> [REQUIRED WORK]
Omit the pictures, then reproduce every remaining record exactly.

────────────────────────────────────────

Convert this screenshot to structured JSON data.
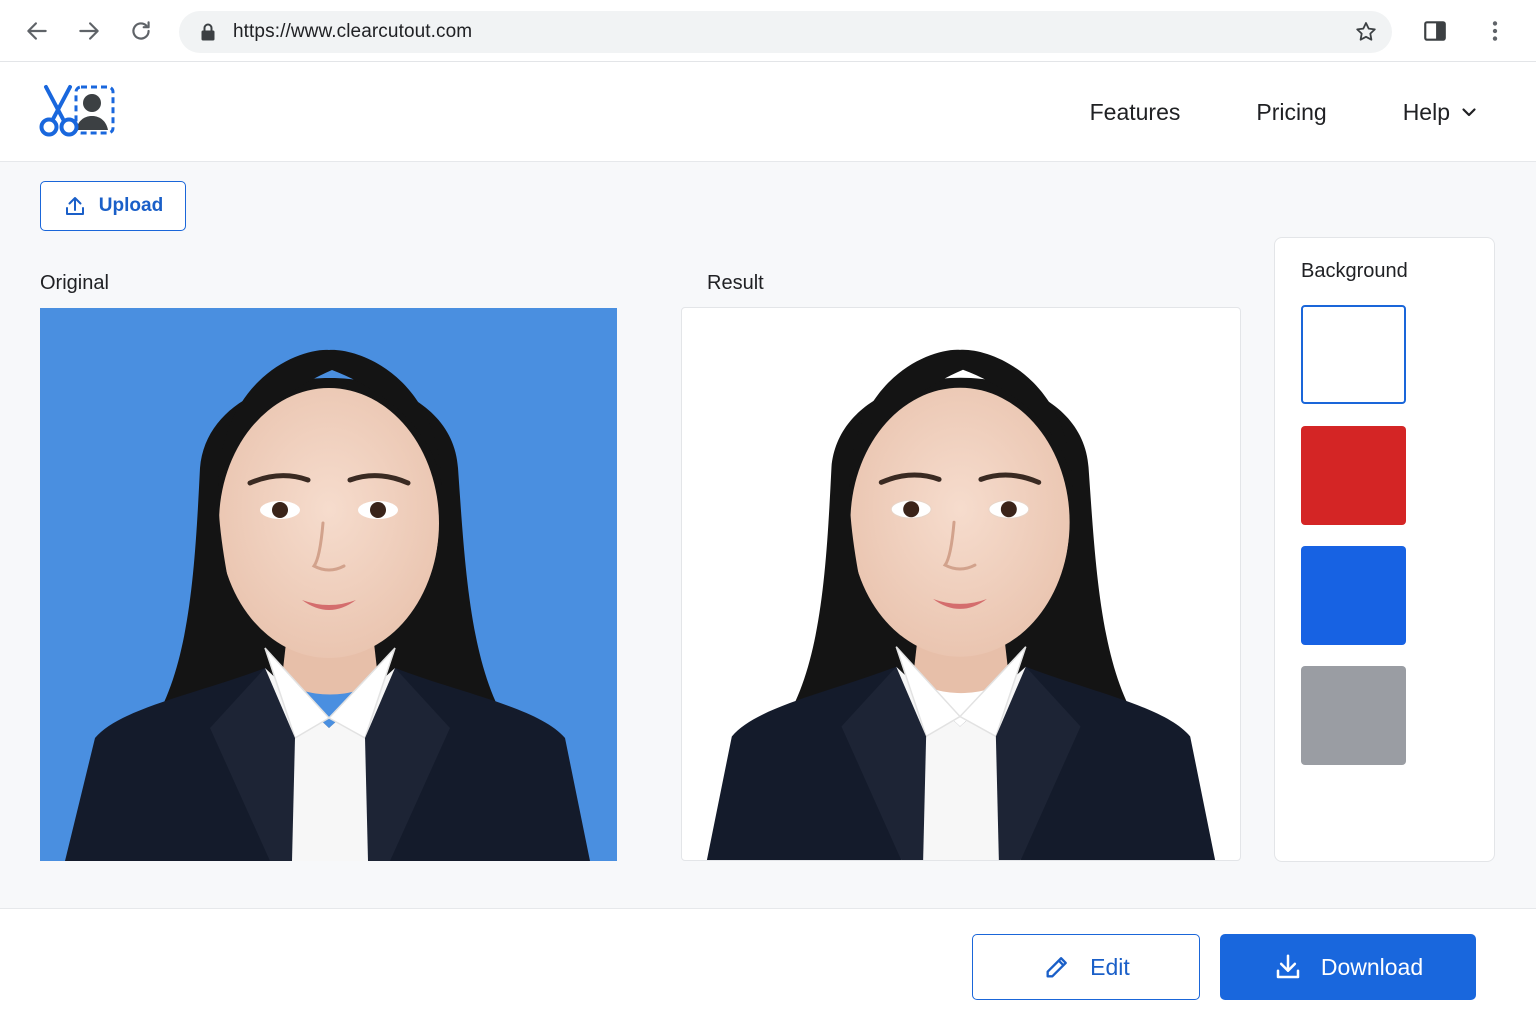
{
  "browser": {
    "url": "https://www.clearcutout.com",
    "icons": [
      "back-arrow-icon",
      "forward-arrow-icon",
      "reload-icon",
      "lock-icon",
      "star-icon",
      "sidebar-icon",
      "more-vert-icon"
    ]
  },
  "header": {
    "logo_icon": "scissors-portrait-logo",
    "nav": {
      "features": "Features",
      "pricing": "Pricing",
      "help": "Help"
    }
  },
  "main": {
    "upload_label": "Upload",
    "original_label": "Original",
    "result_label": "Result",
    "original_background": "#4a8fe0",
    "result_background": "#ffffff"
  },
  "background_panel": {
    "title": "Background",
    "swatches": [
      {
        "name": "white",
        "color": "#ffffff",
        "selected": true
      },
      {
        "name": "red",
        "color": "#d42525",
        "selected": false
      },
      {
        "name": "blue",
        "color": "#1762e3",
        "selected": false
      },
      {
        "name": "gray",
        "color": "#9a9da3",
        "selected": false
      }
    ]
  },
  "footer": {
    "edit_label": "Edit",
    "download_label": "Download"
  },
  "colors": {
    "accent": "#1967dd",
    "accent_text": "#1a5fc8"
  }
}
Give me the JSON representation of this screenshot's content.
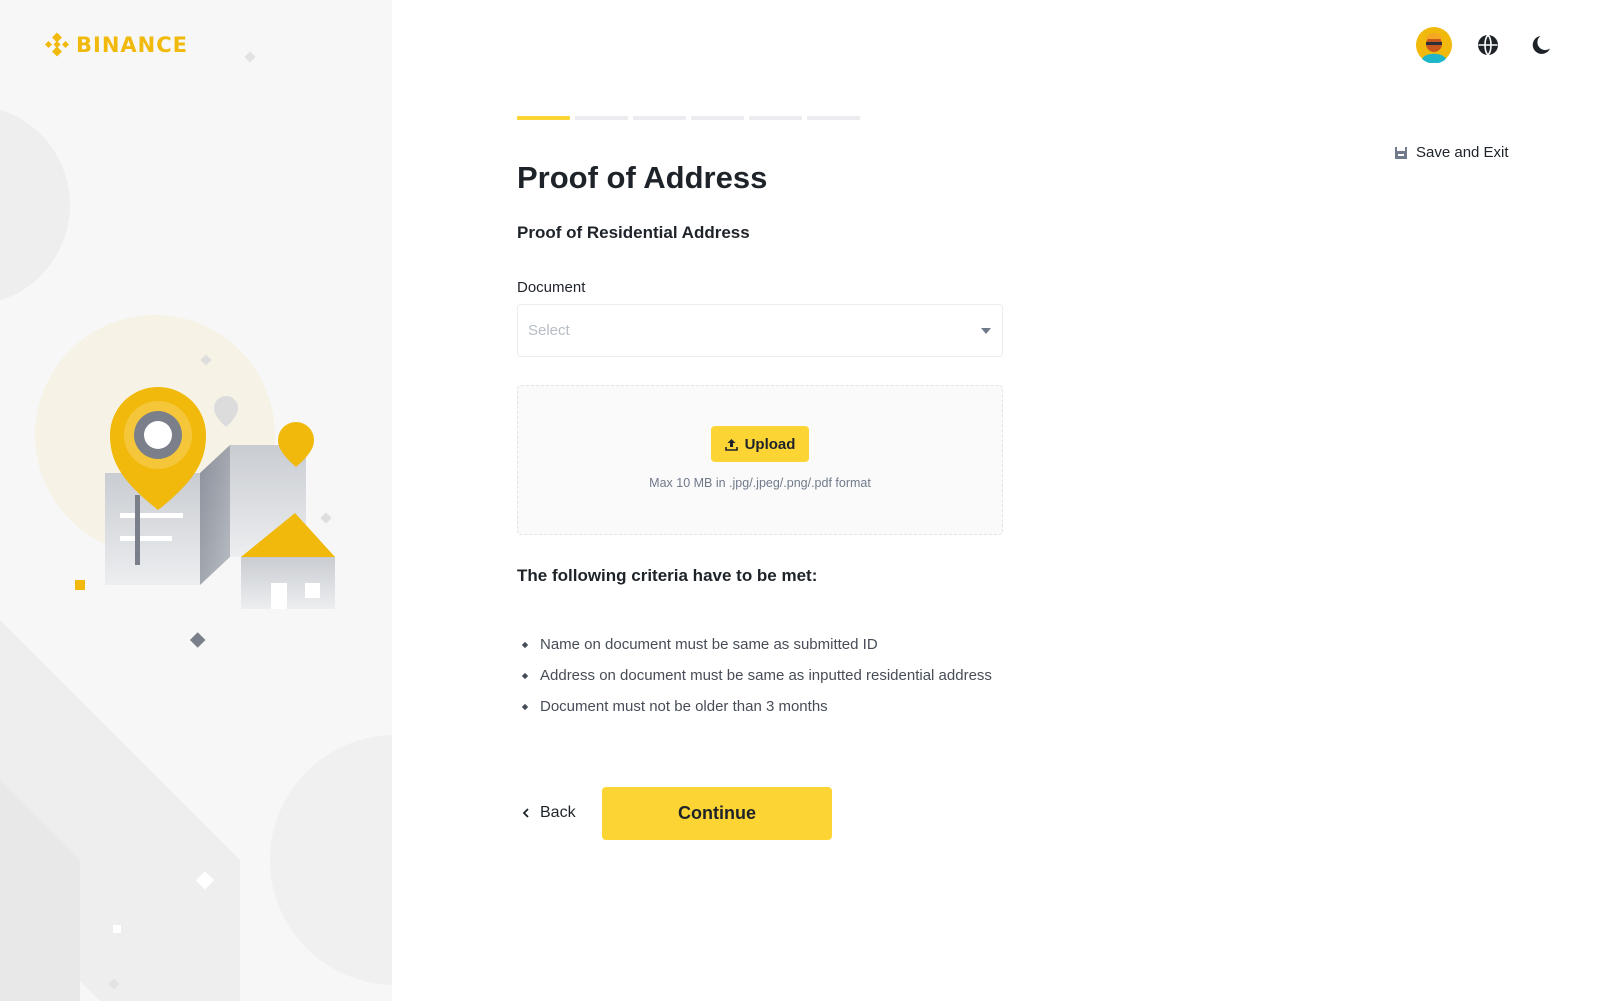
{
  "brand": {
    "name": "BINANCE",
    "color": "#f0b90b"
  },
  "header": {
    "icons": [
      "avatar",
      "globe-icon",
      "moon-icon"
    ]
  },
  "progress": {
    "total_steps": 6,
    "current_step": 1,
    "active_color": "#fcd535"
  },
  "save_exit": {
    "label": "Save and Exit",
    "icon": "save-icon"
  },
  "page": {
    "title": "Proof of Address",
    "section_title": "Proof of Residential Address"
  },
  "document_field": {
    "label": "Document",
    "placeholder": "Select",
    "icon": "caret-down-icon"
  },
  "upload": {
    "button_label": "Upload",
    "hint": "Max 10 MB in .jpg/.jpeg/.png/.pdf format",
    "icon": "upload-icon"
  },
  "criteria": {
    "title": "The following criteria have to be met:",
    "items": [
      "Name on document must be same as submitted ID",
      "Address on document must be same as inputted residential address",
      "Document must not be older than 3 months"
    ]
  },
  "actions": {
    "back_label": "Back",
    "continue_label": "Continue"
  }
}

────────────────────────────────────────

> [SOLUTION FOR THIS EXERCISE]
Convert this screenshot to structured JSON data.
{
  "browser": {
    "url": "https://www.clearcutout.com",
    "icons": [
      "back-arrow-icon",
      "forward-arrow-icon",
      "reload-icon",
      "lock-icon",
      "star-icon",
      "sidebar-icon",
      "more-vert-icon"
    ]
  },
  "header": {
    "logo_icon": "scissors-portrait-logo",
    "nav": {
      "features": "Features",
      "pricing": "Pricing",
      "help": "Help"
    }
  },
  "main": {
    "upload_label": "Upload",
    "original_label": "Original",
    "result_label": "Result",
    "original_background": "#4a8fe0",
    "result_background": "#ffffff"
  },
  "background_panel": {
    "title": "Background",
    "swatches": [
      {
        "name": "white",
        "color": "#ffffff",
        "selected": true
      },
      {
        "name": "red",
        "color": "#d42525",
        "selected": false
      },
      {
        "name": "blue",
        "color": "#1762e3",
        "selected": false
      },
      {
        "name": "gray",
        "color": "#9a9da3",
        "selected": false
      }
    ]
  },
  "footer": {
    "edit_label": "Edit",
    "download_label": "Download"
  },
  "colors": {
    "accent": "#1967dd",
    "accent_text": "#1a5fc8"
  }
}
Give me the JSON representation of this screenshot's content.
{
  "brand": {
    "name": "BINANCE",
    "color": "#f0b90b"
  },
  "header": {
    "icons": [
      "avatar",
      "globe-icon",
      "moon-icon"
    ]
  },
  "progress": {
    "total_steps": 6,
    "current_step": 1,
    "active_color": "#fcd535"
  },
  "save_exit": {
    "label": "Save and Exit",
    "icon": "save-icon"
  },
  "page": {
    "title": "Proof of Address",
    "section_title": "Proof of Residential Address"
  },
  "document_field": {
    "label": "Document",
    "placeholder": "Select",
    "icon": "caret-down-icon"
  },
  "upload": {
    "button_label": "Upload",
    "hint": "Max 10 MB in .jpg/.jpeg/.png/.pdf format",
    "icon": "upload-icon"
  },
  "criteria": {
    "title": "The following criteria have to be met:",
    "items": [
      "Name on document must be same as submitted ID",
      "Address on document must be same as inputted residential address",
      "Document must not be older than 3 months"
    ]
  },
  "actions": {
    "back_label": "Back",
    "continue_label": "Continue"
  }
}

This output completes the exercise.